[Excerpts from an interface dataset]
------------------------------------------------------------

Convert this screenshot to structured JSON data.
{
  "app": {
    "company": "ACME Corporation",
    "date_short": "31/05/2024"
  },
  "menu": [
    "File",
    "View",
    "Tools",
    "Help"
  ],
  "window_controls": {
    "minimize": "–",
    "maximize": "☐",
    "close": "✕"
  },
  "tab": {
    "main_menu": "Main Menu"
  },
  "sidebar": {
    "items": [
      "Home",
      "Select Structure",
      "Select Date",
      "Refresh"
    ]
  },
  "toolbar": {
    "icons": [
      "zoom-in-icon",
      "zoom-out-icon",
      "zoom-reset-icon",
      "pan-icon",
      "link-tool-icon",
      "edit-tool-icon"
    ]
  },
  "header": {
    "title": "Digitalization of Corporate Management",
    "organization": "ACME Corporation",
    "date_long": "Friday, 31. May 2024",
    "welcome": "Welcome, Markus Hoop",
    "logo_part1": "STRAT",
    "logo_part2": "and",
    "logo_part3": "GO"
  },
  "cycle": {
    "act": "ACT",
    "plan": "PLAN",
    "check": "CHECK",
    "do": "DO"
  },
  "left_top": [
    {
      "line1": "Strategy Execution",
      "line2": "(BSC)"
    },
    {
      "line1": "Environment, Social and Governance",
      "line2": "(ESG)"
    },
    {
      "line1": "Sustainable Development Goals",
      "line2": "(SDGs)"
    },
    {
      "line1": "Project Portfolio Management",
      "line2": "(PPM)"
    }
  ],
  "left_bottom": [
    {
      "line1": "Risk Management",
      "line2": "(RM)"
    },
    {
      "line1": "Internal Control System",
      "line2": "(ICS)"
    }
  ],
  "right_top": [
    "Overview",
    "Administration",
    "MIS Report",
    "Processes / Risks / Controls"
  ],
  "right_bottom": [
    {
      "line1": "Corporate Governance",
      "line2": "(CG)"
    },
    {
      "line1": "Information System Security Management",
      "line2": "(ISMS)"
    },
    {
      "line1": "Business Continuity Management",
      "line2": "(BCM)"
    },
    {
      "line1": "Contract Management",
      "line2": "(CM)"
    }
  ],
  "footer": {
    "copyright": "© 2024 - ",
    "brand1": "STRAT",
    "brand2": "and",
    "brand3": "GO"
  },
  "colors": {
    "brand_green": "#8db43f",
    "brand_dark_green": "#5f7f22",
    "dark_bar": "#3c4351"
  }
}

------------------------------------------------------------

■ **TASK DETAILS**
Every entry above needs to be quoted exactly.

■ **SOLUTION TO THIS PROBLEM**
Convert this screenshot to structured JSON data.
{
  "app": {
    "company": "ACME Corporation",
    "date_short": "31/05/2024"
  },
  "menu": [
    "File",
    "View",
    "Tools",
    "Help"
  ],
  "window_controls": {
    "minimize": "–",
    "maximize": "☐",
    "close": "✕"
  },
  "tab": {
    "main_menu": "Main Menu"
  },
  "sidebar": {
    "items": [
      "Home",
      "Select Structure",
      "Select Date",
      "Refresh"
    ]
  },
  "toolbar": {
    "icons": [
      "zoom-in-icon",
      "zoom-out-icon",
      "zoom-reset-icon",
      "pan-icon",
      "link-tool-icon",
      "edit-tool-icon"
    ]
  },
  "header": {
    "title": "Digitalization of Corporate Management",
    "organization": "ACME Corporation",
    "date_long": "Friday, 31. May 2024",
    "welcome": "Welcome, Markus Hoop",
    "logo_part1": "STRAT",
    "logo_part2": "and",
    "logo_part3": "GO"
  },
  "cycle": {
    "act": "ACT",
    "plan": "PLAN",
    "check": "CHECK",
    "do": "DO"
  },
  "left_top": [
    {
      "line1": "Strategy Execution",
      "line2": "(BSC)"
    },
    {
      "line1": "Environment, Social and Governance",
      "line2": "(ESG)"
    },
    {
      "line1": "Sustainable Development Goals",
      "line2": "(SDGs)"
    },
    {
      "line1": "Project Portfolio Management",
      "line2": "(PPM)"
    }
  ],
  "left_bottom": [
    {
      "line1": "Risk Management",
      "line2": "(RM)"
    },
    {
      "line1": "Internal Control System",
      "line2": "(ICS)"
    }
  ],
  "right_top": [
    "Overview",
    "Administration",
    "MIS Report",
    "Processes / Risks / Controls"
  ],
  "right_bottom": [
    {
      "line1": "Corporate Governance",
      "line2": "(CG)"
    },
    {
      "line1": "Information System Security Management",
      "line2": "(ISMS)"
    },
    {
      "line1": "Business Continuity Management",
      "line2": "(BCM)"
    },
    {
      "line1": "Contract Management",
      "line2": "(CM)"
    }
  ],
  "footer": {
    "copyright": "© 2024 - ",
    "brand1": "STRAT",
    "brand2": "and",
    "brand3": "GO"
  },
  "colors": {
    "brand_green": "#8db43f",
    "brand_dark_green": "#5f7f22",
    "dark_bar": "#3c4351"
  }
}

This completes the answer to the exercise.